The Director General of Nigerian Maritime Administration and Safety Agency (NIMASA), Dr. Dakuku Peterside, has said that Nigerians would be able to lift the country’s crude oil for export immediately the national fleet come into operation.
Peterside, who stated this at a breakfast meeting with the media on the sidelines of the ongoing Norway Shipping Conference and Exhibition in Oslo, Norway, said such an outcome would end the capital flight, associated with the present arrangement where Nigeria sells its oil on Free On Board (FOB) basis to customers and would also lead to employment creation.
The NIMASA boss said the new national fleet would be owned 49 per cent by a technical partner and the balance of 51 per cent by Nigerian investors.

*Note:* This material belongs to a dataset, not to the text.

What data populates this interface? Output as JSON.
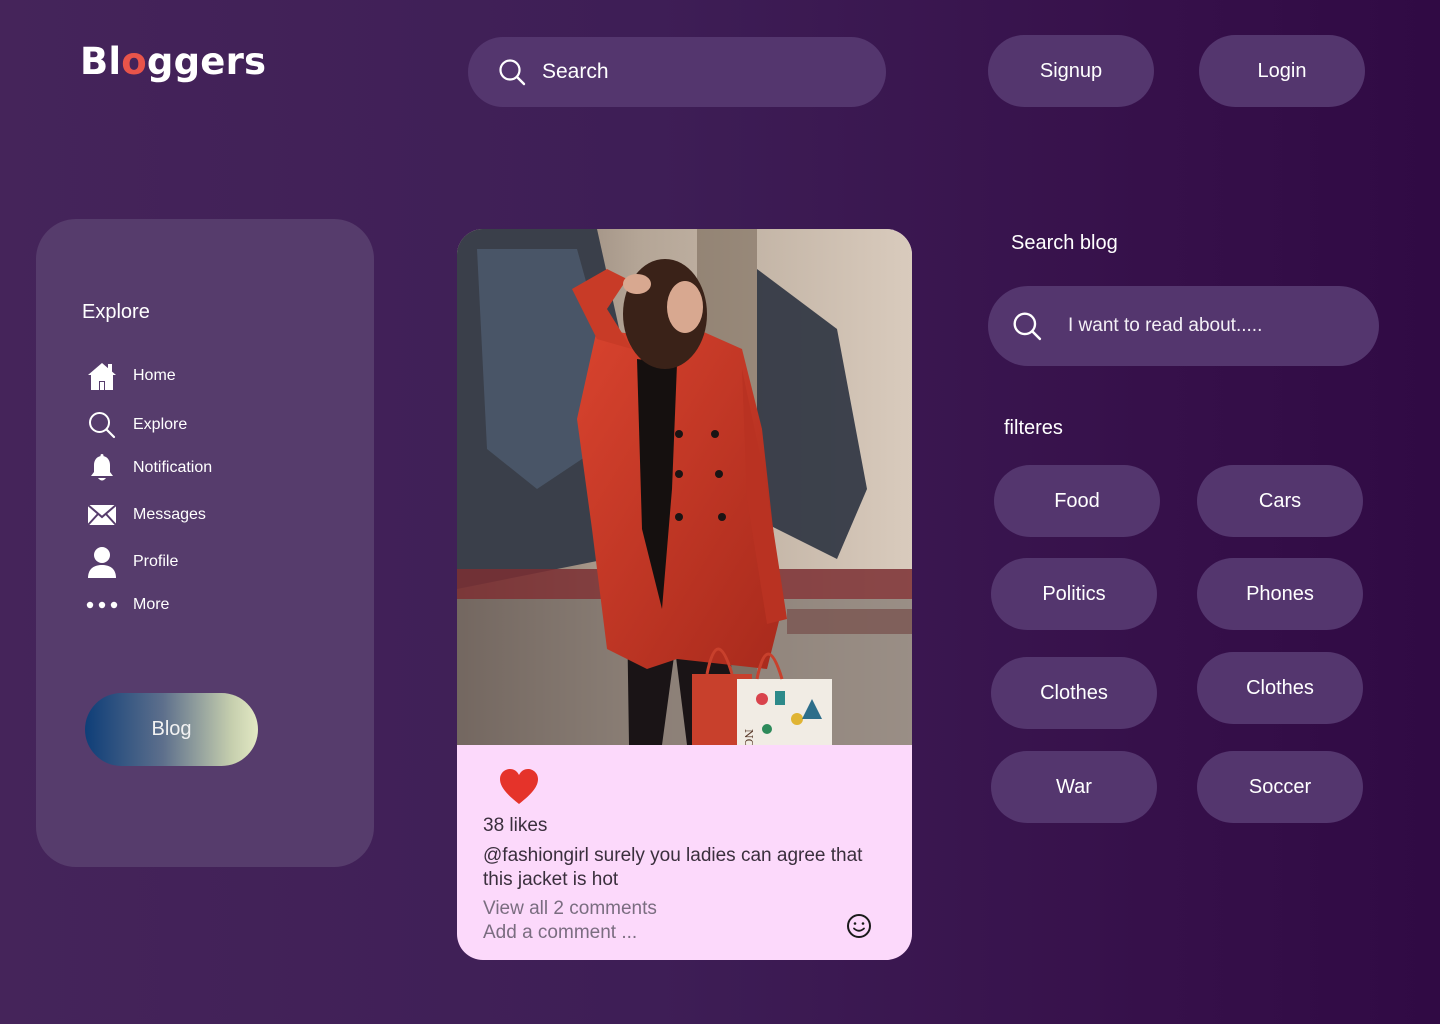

According to the plan, the Nigerian investors would hold equity in lots, so there will be no domineering shareholder, adding that the planned national fleet would be private sector- led for sustainability and profitability.
The national fleet is part of the country’s new strategic direction on the blue economy, which is designed to tap its maritime potential. However, he invited local and foreign investors who are interested in the project to partner with the country.
The opportunity in crude freight and right of first refusal to lift cargo generated by all tiers of government are just some of the many opportunities in the sector. He said the country was also taking its maritime security seriously and has invested in the acquisition of security assets to boost the policing of its waters.
These assets include patrol boats, special mission aircraft, helicopters , unmanned air vessels and special mission ships. He noted that the assets, acquired under the ‘Deep Blue Project’, which he calls a homeland security solution, would be operational by September with a standing specially trained intervention strike force.
Peterside called on investors to tap into the rich potential of the maritime sector in Nigeria, saying the government has incentivised the sector with offers of tax holidays and institutional support.
“Nigeria”, he reminded his audience, “is an investment friendly environment with comprehensive maritime security, a robust financial sector and six port complexes and numerous terminals. The country accounts for 70 per cent of seaborne trade into west and central Africa and is endowed with a skilled workforce and the world’s ninth largest hydrocarbon deposits.
He said the country is also focusing on implementing reforms to enhance her ease of doing business.